For me, those sharing sessions resulted in deeper grip of the concepts that we were trying to master, and helped us become better thinkers, analyzers, and creators of our own interpretations. We would discuss, argue, and often indulge in intense verbal battle – and each time, we would develop newer perspective and better insights. Bottom line: we taught each other and made each other better.

And this brings to my first point. As Russian psychologist Lev Vygotsky proposed, learning happens best through social interaction. The more we share, the more we learn. Yes, we all learn in our own peculiar ways, but we learn best by interacting with each other in different social contexts.


Now, imagine your teacher was to teach the concept of research. One way is your teacher starts the class with the definition of research. Explains the concept part by part. Gives some examples. Ends the class by going over the process of conducting research. This is what usually happens.

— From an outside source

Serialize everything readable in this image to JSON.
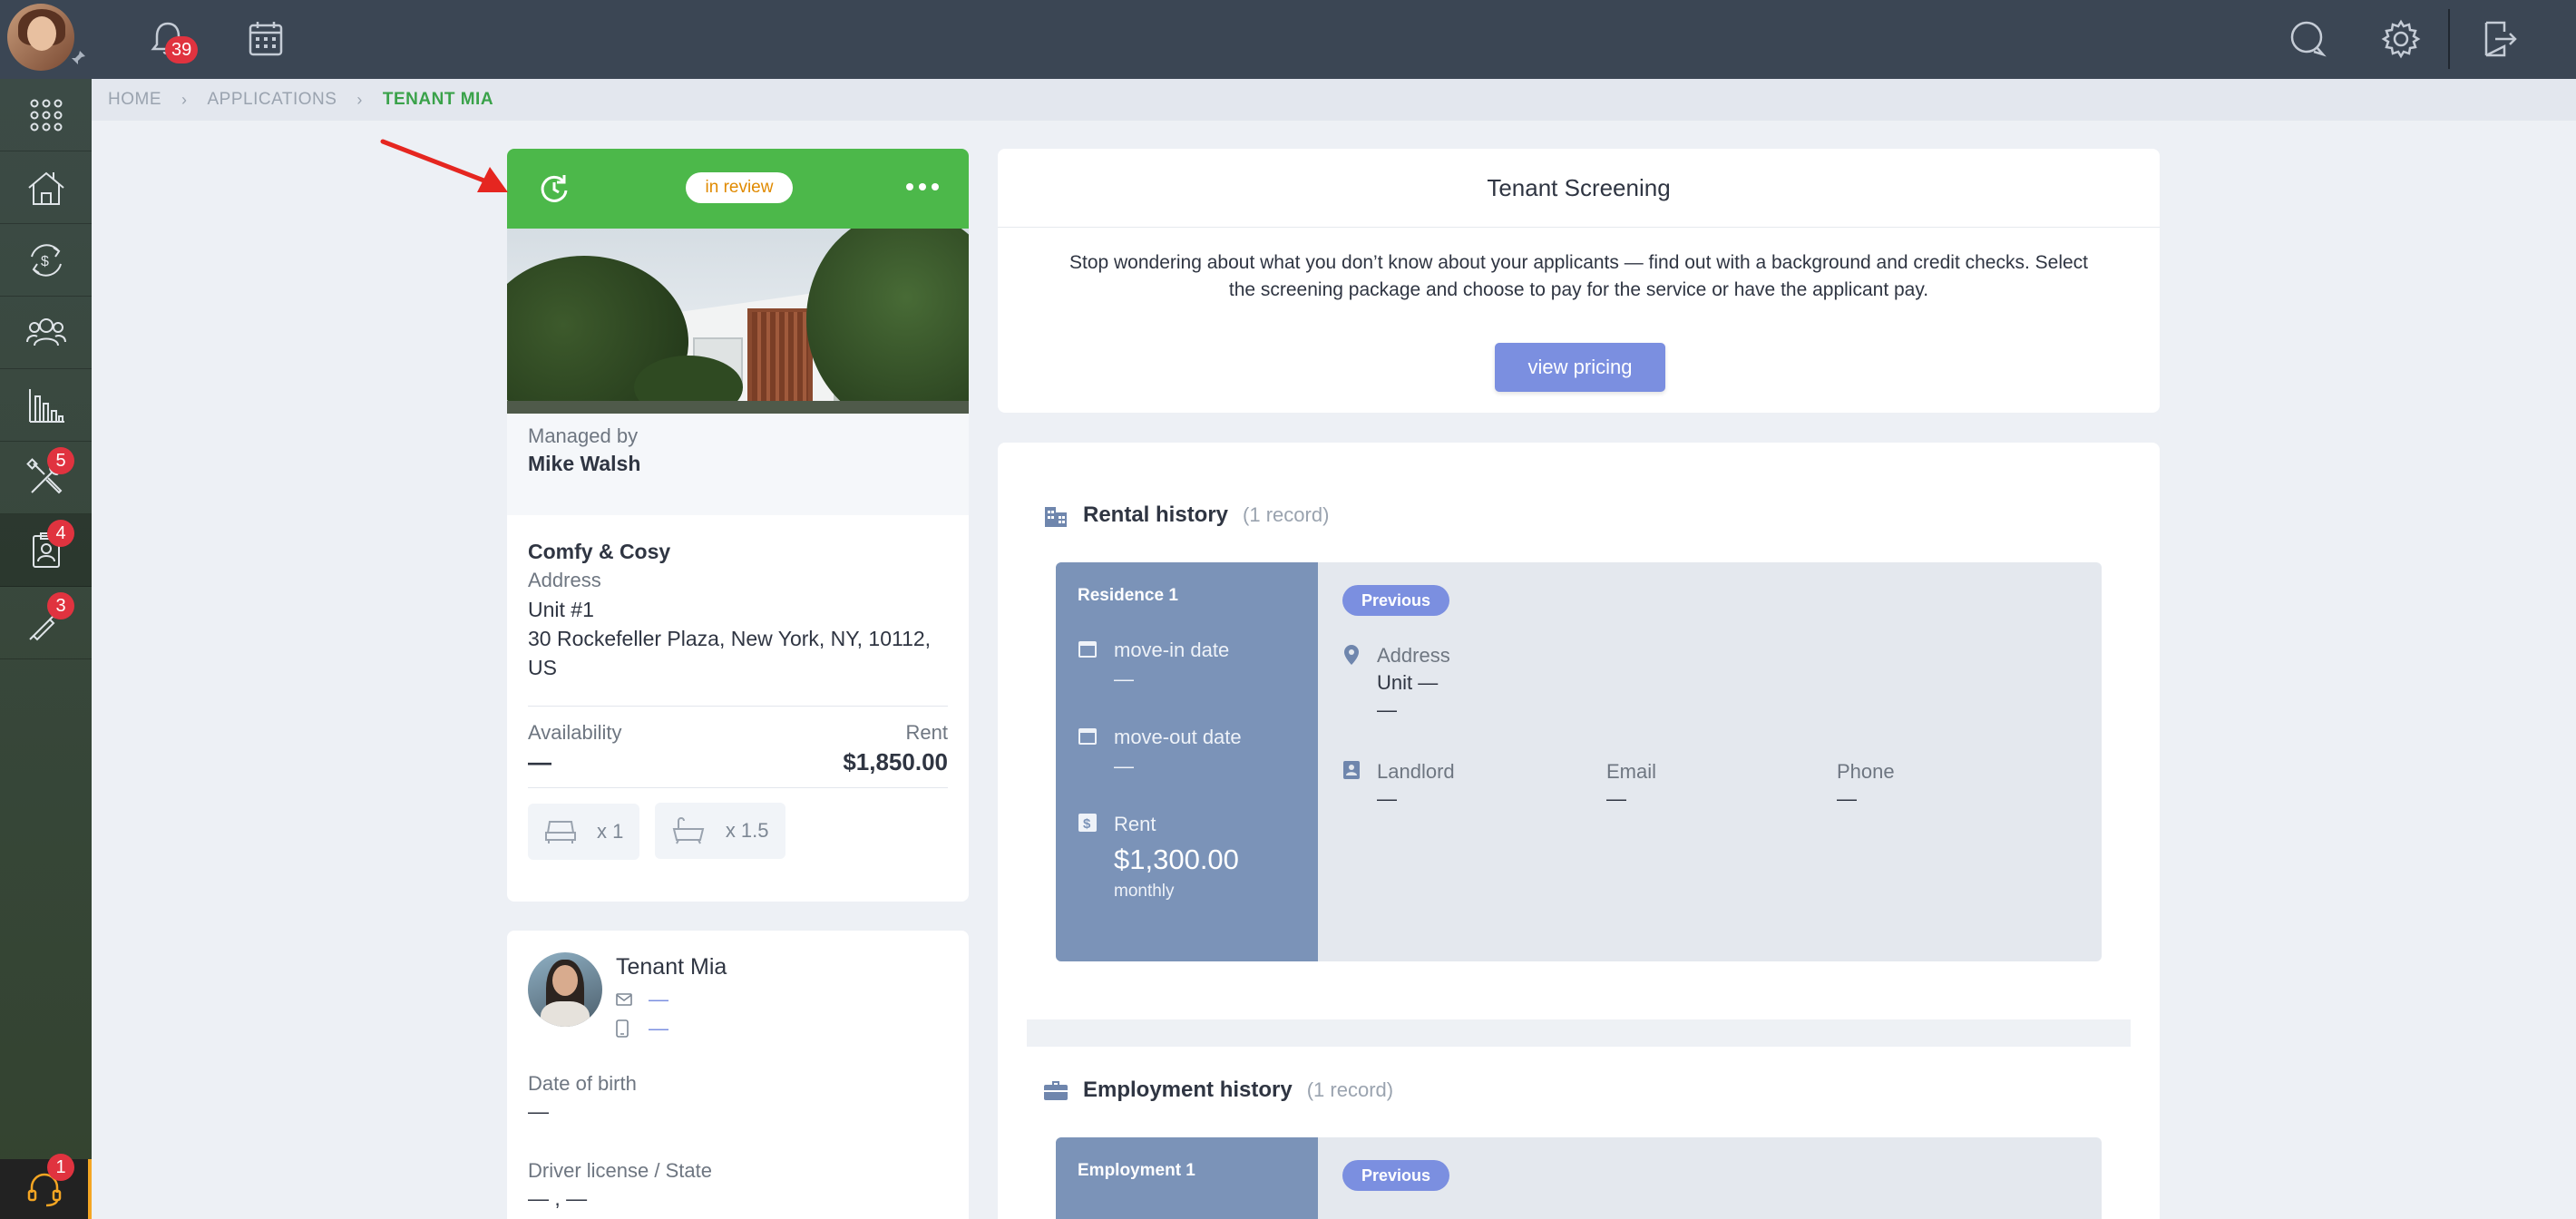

Another way is your teacher tells the students to visit 10 different companies, find out the number of employees in each, find out the salary range for males and females, and prepare a report – all these without giving you specific instruction. Asks you to write a reflection on what you did, share your findings, and finally the teacher connects everything to the concept of conducting a research.

I bet the second way will be far more effective because as a student, you would be engaged in constructing knowledge with your own hands. You would certainly learn and remember better from the experience than from memorizing the definitions written by the teacher on the board.

And, that’s my second point: learning happens when we actively participate in the learning process, when we take part in co-creating the knowledge by diving into real (or realistic) situations.


Once I was invited for a guest-lecture session in a reputed business college in Kathmandu. When I arrived at the college’s reception, the lady behind the desk looked indifferent, then confused. She asked me ten different questions about me and what I was doing there. I tried to explain her: “Look miss, this person from your college had called me yesterday for the session. So here I am.”

She snapped, for some reason. “What is wrong with this coordinator?” She exhaled anger. I stepped back. Literally. In a millisecond, her face turned evil red, and eyes looked possessed. “This coordinator never informs me and he shouts at me for not doing work properly. I am so fed up working in this office.”

And, all that time, I was thinking, “Dear lady, I don’t need to hear these internal stuff. I am an outsider. You don’t have to vent out on me.”

I was expecting a warm welcome and a cup of coffee. Instead, I witnessed a disgruntled employee losing her cool and risking the organization’s hard-earned goodwill.

Later when I thought about the incident, the theories of Organizational Behavior and Psychology started bouncing back in my head. I knew the theories, explanation, and examples from the books. But they made real sense only after I reflected on the incident unfolding in front of my eyes.

John Dewey, a pioneer in progressive education, had once said, “We do not learn from experience, we learn from reflecting on experience.” And that’s my third point: learning happens when we experience an event and consciously think back to analyze and make a meaning out of it.


Connecting all three scenarios, let me tell you what I believe about teaching and learning, and what we, as teachers, can do make it better.

When we help students explore, find, and draw multiple perspectives through classroom discussions, activities, enquiry, they learn better. When we understand this concept, we can design learning situations that allow students to ‘learn by doing’ and we help them experience and reflect to construct new knowledge.

Let’s reflect. Are we simply teaching the content? Or are we creating helpful environment which allows students to interact? Are we merely giving them assignments? Or are we allowing them to work together, learn together? Are we constantly dumping knowledge on them? Or are we giving them opportunities to reflect on their learning?

Dear teachers, let’s reflect.


A slightly modified version of this article was published on national daily The Kathmandu Post on April 17, 2017.

Becoming better mentors